**TASK PROMPT**: Find the string "text" in the records. Copy each line that has it.

**RECORDS SUPPLIED**:
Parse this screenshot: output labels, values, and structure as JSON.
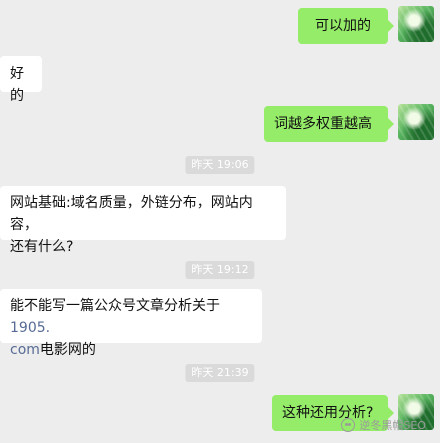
{
  "messages": [
    {
      "side": "out",
      "text": "可以加的"
    },
    {
      "side": "in",
      "text": "好的"
    },
    {
      "side": "out",
      "text": "词越多权重越高"
    },
    {
      "type": "time",
      "text": "昨天 19:06"
    },
    {
      "side": "in",
      "line1": "网站基础:域名质量，外链分布，网站内容，",
      "line2": "还有什么?"
    },
    {
      "type": "time",
      "text": "昨天 19:12"
    },
    {
      "side": "in",
      "line1_prefix": "能不能写一篇公众号文章分析关于",
      "line1_link": "1905.",
      "line2_link": "com",
      "line2_suffix": "电影网的"
    },
    {
      "type": "time",
      "text": "昨天 21:39"
    },
    {
      "side": "out",
      "text": "这种还用分析?"
    }
  ],
  "watermark": {
    "text": "逆冬黑帽SEO"
  },
  "colors": {
    "sent_bubble": "#95ec69",
    "received_bubble": "#ffffff",
    "background": "#ededed",
    "link": "#576b95"
  }
}
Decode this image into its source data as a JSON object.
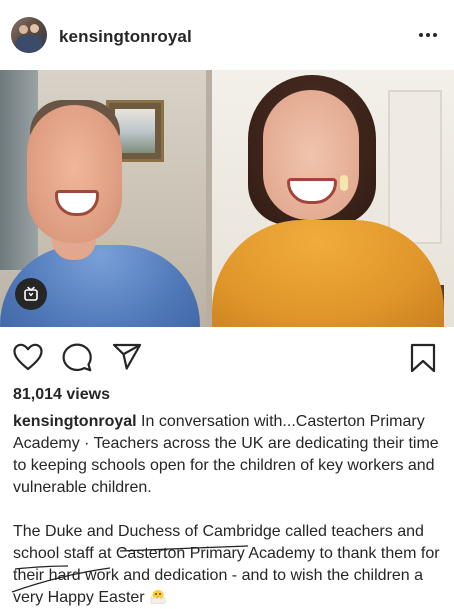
{
  "header": {
    "username": "kensingtonroyal",
    "more_icon": "more-horizontal-icon"
  },
  "media": {
    "badge_icon": "igtv-icon"
  },
  "actions": {
    "like_icon": "heart-icon",
    "comment_icon": "comment-icon",
    "share_icon": "send-icon",
    "save_icon": "bookmark-icon"
  },
  "stats": {
    "views": "81,014 views"
  },
  "caption": {
    "username": "kensingtonroyal",
    "paragraph1": " In conversation with...Casterton Primary Academy · Teachers across the UK are dedicating their time to keeping schools open for the children of key workers and vulnerable children.",
    "paragraph2": "The Duke and Duchess of Cambridge called teachers and school staff at Casterton Primary Academy to thank them for their hard work and dedication - and to wish the children a very Happy Easter",
    "emoji": "hatching-chick-emoji"
  },
  "colors": {
    "text": "#262626",
    "background": "#ffffff"
  }
}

**EXPECTED ANSWER**:
      "text": "可以加的"
      "text": "好的"
      "text": "词越多权重越高"
      "text": "昨天 19:06"
      "text": "昨天 19:12"
      "text": "昨天 21:39"
      "text": "这种还用分析?"
    "text": "逆冬黑帽SEO"
    "text": "#262626",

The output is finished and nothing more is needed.